He is the fountain of life, strength, grace and comfort, and of His fulness His children receive according to their occasions: but this is all hidden from the world.
They have no guide in prosperity, but hurry on as they are instigated by their blinded passions, and are perpetually multiplying mischiefs and miseries to themselves.
And in adversity they have no resource, but must feel all the evil of affliction, without inward support, and without deriving any advantage from it.
We have therefore cause for continual praise. The Lord has given us to know His name as a resting-place and a hiding-place, a sun and a shield.
Circumstances and creatures may change; but He will be an unchangeable friend. The way is rough, but He trod it before us, and is now with us in every step we take; and every step brings us nearer to our heavenly home.
Our inheritance is surely reserved for us, and we shall be kept for it by His power through faith.
Our present strength is small, and without a fresh supply would be quickly exhausted; but He has engaged to renew it from day to day. And He will soon appear to wipe all tears from our eyes; and then we shall appear with Him in glory.”
–John Newton, The Works of John Newton, Volume 2 (London: Hamilton, Adams & Co., 1824), 2: 182-183.
“Tom Carson never rose very far in denominational structures, but hundreds of people in the Outaouais and beyond testify how much he loved them.
He never wrote a book, but he loved the Book.
He was never wealthy or powerful, but he kept growing as a Christian: yesterday’s grace was never enough.
He was not a far-sighted visionary, but he looked forward to eternity.
He was not a gifted administrator, but there is no text that says, ‘By this shall all men know that you are my disciples, if you are good administrators.’
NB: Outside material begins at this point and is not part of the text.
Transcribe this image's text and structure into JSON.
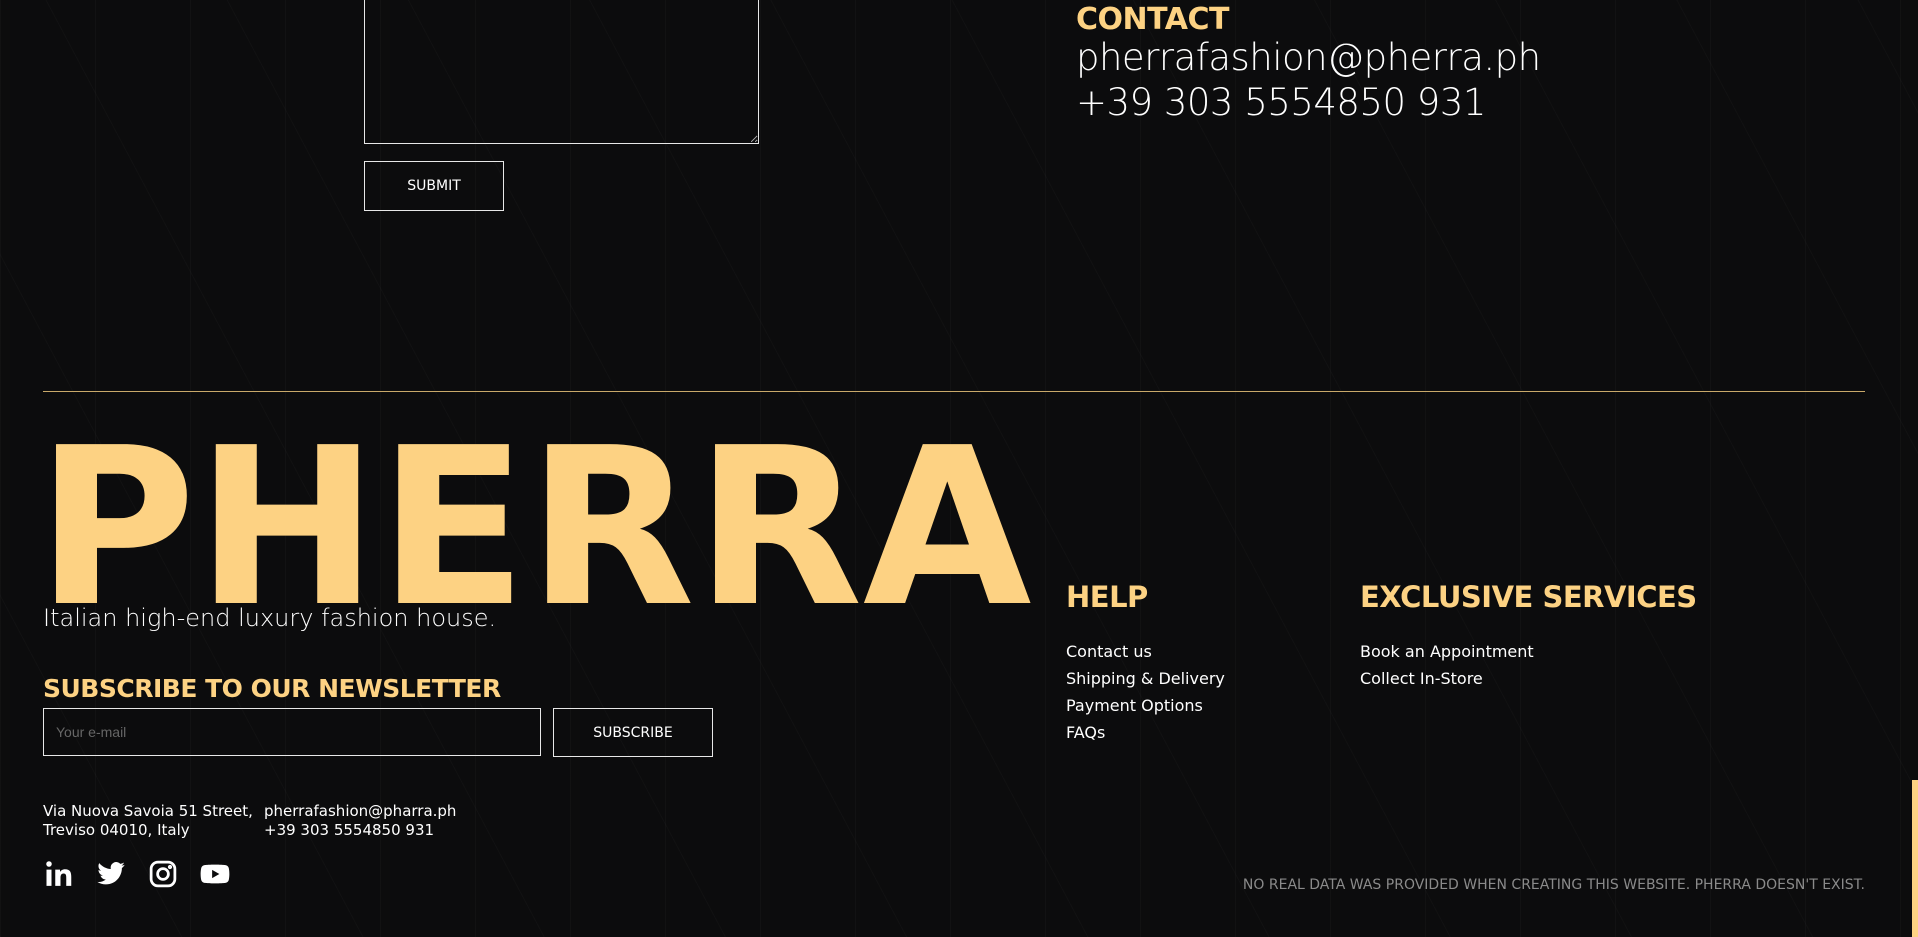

His journals have many, many entries bathed in tears of contrition, but his children and grandchildren remember his laughter. Only rarely did he break through his pattern of reserve and speak deeply and intimately with his children, but he modeled Christian virtues to them.
He much preferred to avoid controversy than to stir things up, but his own commitments to historic confessionalism were unyielding, and in ethics he was a man of principle.
His own ecclesiastical circles were rather small and narrow, but his reading was correspondingly large and expansive.
He was not very good at putting people down, except on his prayer lists.
When he died, there were no crowds outside the hospital, no editorial comments in the papers, no announcements on television, no mention in Parliament, no attention paid by the nation.
In his hospital room there was no one by his bedside. There was only the quiet hiss of oxygen, vainly venting because he had stopped breathing and would never need it again.
But on the other side all the trumpets sounded.
Dad won entrance to the only throne room that matters, not because he was a good man or a great man-he was, after all, a most ordinary pastor-but because he was a forgiven man.
And he heard the voice of Him whom he longed to hear saying, ‘Well done, good and faithful servant; enter into the joy of your Lord.'”
–D.A. Carson, Memoirs of an Ordinary Pastor (Wheaton: Crossway, 2008), 147-148.